Work to complete
Take every line from the data that has the word "Cages" in it.

Records from a data source

----------

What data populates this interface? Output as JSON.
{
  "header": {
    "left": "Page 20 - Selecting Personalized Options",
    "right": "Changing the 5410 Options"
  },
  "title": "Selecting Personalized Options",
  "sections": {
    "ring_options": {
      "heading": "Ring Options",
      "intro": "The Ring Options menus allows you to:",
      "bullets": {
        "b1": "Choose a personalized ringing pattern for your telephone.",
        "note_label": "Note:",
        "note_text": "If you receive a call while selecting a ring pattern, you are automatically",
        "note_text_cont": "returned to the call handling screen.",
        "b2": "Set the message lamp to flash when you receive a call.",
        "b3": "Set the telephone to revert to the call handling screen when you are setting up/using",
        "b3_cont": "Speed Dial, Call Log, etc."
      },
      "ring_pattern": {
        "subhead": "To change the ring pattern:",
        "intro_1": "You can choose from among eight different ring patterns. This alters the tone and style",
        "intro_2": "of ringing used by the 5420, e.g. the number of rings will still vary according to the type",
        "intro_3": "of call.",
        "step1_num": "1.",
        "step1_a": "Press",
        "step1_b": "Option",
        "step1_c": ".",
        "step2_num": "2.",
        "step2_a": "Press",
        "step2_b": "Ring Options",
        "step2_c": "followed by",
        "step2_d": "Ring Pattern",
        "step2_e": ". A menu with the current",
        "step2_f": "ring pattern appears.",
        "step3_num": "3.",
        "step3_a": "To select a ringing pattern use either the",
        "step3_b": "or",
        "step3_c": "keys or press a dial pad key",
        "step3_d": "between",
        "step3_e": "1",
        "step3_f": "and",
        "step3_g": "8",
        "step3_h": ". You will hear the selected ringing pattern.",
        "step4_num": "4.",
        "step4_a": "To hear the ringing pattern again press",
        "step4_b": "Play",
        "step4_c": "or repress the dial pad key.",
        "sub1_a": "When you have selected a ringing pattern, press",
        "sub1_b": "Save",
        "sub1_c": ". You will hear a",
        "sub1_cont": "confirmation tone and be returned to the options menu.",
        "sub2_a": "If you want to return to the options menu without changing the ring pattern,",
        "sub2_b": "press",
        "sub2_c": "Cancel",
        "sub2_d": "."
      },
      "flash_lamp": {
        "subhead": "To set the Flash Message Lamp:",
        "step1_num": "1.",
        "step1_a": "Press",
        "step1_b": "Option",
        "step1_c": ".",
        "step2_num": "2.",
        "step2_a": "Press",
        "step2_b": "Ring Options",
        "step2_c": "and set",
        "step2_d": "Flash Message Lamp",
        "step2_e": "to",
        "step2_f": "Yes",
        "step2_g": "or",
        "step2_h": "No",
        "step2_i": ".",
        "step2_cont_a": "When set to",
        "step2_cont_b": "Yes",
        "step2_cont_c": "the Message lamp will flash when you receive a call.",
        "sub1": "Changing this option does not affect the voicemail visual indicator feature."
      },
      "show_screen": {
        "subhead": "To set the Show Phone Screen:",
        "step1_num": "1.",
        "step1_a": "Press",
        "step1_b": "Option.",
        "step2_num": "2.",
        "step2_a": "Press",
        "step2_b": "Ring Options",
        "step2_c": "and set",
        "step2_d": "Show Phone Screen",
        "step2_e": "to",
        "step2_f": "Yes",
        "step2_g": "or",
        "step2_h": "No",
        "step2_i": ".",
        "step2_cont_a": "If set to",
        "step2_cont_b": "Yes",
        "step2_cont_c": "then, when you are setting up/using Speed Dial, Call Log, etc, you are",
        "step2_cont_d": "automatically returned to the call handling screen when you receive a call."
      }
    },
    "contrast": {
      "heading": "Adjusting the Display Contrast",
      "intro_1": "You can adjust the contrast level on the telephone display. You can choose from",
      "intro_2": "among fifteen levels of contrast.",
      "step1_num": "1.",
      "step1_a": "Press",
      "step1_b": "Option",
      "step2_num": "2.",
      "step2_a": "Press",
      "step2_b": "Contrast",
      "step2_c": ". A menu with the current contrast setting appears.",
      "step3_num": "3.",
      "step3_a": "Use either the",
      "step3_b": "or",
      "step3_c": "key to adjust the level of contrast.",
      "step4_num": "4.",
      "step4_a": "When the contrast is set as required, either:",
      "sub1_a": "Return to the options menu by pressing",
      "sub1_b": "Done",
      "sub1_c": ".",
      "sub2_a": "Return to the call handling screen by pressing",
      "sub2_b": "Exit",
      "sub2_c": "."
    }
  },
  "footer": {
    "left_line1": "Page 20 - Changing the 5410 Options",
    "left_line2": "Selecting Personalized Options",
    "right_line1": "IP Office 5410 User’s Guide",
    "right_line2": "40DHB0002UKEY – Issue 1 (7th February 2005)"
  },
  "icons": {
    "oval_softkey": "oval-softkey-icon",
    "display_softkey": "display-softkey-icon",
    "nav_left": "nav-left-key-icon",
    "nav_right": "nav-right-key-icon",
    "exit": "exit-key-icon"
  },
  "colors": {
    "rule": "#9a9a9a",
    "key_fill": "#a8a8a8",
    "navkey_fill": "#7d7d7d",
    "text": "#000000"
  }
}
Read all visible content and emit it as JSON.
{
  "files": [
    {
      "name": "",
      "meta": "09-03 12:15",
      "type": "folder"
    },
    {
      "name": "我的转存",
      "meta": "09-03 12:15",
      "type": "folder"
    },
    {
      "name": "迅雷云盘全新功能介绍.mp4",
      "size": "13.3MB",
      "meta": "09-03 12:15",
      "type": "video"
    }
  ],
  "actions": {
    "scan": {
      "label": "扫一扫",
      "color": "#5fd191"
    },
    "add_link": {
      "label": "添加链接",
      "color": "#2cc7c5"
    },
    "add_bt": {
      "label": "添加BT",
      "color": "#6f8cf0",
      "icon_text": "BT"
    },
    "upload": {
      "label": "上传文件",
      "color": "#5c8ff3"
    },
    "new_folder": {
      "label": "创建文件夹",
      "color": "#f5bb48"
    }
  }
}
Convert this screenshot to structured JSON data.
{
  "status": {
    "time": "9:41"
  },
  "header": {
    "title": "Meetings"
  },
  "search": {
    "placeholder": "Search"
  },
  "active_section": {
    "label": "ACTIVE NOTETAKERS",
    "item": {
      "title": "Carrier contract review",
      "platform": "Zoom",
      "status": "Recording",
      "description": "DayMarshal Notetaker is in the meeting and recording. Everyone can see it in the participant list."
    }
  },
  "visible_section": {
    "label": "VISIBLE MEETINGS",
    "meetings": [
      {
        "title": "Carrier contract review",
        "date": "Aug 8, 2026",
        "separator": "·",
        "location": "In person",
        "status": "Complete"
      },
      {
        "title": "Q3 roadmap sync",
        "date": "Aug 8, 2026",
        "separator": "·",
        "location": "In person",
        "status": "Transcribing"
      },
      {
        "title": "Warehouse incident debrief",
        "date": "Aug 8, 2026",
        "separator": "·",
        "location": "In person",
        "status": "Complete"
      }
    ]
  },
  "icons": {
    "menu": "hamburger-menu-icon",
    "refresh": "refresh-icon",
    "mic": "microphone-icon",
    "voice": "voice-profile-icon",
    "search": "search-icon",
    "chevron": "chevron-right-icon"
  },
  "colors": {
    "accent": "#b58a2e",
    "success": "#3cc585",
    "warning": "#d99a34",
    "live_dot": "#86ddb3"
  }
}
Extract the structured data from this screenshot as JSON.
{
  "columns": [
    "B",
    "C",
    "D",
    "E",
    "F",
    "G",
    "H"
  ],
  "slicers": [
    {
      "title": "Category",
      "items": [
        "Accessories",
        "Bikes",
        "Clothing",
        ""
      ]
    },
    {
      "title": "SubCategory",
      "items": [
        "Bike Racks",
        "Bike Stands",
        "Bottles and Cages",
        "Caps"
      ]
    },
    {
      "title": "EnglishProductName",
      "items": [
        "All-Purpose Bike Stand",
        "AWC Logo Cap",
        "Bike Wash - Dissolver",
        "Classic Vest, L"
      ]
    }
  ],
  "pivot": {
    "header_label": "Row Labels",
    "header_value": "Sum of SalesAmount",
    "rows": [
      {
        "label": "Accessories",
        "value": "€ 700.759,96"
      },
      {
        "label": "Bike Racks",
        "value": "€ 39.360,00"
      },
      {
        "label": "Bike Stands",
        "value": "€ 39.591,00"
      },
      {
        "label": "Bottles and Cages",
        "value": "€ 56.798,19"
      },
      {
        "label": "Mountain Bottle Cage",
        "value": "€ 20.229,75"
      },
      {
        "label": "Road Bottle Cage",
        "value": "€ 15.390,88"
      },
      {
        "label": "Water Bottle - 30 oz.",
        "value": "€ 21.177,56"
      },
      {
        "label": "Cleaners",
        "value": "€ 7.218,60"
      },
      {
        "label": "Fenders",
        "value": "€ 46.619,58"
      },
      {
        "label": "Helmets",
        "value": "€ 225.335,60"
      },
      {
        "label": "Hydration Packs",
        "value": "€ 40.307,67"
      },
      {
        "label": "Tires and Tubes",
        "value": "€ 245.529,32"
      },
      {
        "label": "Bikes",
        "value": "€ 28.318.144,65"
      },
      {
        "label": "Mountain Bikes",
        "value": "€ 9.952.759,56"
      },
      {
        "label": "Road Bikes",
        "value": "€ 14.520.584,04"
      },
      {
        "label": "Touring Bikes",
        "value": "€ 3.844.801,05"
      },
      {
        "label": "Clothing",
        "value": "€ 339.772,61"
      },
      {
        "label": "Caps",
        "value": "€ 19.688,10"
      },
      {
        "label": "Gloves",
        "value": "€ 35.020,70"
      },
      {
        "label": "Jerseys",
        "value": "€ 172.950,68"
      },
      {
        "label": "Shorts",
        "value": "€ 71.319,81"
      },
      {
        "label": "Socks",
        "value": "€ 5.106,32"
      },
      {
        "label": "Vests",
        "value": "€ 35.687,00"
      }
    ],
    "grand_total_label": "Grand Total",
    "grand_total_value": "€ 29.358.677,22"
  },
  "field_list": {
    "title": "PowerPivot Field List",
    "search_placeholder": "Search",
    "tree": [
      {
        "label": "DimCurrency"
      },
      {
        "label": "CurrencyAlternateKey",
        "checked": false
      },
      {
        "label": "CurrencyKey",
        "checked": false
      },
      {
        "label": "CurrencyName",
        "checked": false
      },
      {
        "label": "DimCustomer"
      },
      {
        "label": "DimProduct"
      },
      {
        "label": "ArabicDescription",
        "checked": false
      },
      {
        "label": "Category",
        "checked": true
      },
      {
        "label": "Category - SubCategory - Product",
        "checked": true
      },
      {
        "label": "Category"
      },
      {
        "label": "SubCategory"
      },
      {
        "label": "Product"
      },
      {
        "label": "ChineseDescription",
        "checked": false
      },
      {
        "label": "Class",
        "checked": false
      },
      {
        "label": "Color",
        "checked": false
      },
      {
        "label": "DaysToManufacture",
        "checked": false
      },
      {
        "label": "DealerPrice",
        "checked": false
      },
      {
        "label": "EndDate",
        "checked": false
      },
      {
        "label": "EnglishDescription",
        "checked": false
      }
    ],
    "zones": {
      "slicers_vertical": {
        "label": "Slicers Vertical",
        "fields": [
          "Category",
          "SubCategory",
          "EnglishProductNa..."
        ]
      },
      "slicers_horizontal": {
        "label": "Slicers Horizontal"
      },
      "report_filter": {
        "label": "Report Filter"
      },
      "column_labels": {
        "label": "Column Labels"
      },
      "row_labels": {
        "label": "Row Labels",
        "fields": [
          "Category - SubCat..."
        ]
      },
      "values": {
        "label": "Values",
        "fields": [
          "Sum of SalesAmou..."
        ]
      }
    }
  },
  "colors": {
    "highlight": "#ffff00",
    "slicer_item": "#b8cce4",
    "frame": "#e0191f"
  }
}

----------

Your response
        "Bottles and Cages",
        "label": "Bottles and Cages",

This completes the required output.